  • However, without the radical policy changes that took place in Vietnam during the period 1987-1993, with a gradual shift towards a market economy and land and tenure reforms that made it economically worthwhile for farmers and communities to grow trees commercially for the mill, it is doubtful whether the tree planting efforts would have sufficed on their own.


In other words, it is probably the combination and fortunate sequencing  of financial, technology and knowledge inputs, extensive training at all levels, determination at the Vietnamese and Swedish sides that the project should succeed, the historical development leading to the defusing of the political controversy, and policy reforms, that have resulted in the fact that this originally questionable “white elephant” project eventually has turned out to be an economic, social and land rehabilitation success story. The fact that it has had several positive spin-off effects also in other parts of Vietnam and its forestry sector is an added feature.

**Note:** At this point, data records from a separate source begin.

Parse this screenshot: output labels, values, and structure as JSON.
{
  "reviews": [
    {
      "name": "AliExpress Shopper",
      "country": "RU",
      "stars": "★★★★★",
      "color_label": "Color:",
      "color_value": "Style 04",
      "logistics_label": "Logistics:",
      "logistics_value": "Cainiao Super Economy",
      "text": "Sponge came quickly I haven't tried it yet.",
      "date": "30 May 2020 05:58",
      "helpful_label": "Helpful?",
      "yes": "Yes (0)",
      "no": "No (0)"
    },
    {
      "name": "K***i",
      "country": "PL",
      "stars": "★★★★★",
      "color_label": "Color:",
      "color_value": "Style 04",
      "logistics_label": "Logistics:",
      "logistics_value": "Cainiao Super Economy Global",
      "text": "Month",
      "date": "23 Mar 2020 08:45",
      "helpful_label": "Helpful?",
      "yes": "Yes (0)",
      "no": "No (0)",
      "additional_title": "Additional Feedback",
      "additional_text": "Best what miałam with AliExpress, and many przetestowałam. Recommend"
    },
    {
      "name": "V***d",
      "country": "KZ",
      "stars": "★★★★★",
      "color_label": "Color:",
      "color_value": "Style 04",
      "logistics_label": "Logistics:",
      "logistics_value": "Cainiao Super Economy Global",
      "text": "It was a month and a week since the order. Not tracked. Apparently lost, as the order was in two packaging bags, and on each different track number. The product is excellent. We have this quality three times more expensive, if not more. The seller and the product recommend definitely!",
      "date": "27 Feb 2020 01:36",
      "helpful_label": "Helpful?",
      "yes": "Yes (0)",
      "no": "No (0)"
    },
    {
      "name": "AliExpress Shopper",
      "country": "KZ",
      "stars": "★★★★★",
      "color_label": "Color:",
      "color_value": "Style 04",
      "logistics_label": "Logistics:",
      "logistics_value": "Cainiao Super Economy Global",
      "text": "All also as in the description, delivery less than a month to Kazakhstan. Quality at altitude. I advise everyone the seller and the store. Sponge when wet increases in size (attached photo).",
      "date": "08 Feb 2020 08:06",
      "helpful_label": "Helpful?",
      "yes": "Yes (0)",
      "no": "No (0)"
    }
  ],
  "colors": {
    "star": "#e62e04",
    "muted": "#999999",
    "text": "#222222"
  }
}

Lessons learnt

Finally, back to the main purpose of the seminar, i.e. what lessons can be learnt from the long Swedish involvement in this Vietnamese forestry and forest industry project? Reidar Persson and Bo Ohlsson summed it up in 10 lessons, which also Mats Sandewall and Petter Otterstedt agreed on:


  • There must be a market for the wood produced;
  • Local populations must get something out of investments in large-scale commercial plantations;
  • Best if farmers/communities can take part in or own the process;
  • Secure tenure is necessary;
  • More acceptance if part of wood production is used locally;
  • Better to work with individual farmers rather than communities;
  • Plantations often succeed where “governments are strong”;
  • Farmers must trust both the market and the Authorities;
  • And, Authorities (and donors) must trust the farmers; and,
  • Some strong actor(s) must defend the right of farmers


These lessons are all further elaborated and explained in the back-ground material.

Dr. BjörnLundgren, Chair the Secretariat for International Forestry Issues (SIFI)

Picture: Bo Ohlsson

R Persson b

P Otterstedt c10


The Bai Bang project from a forestry perspective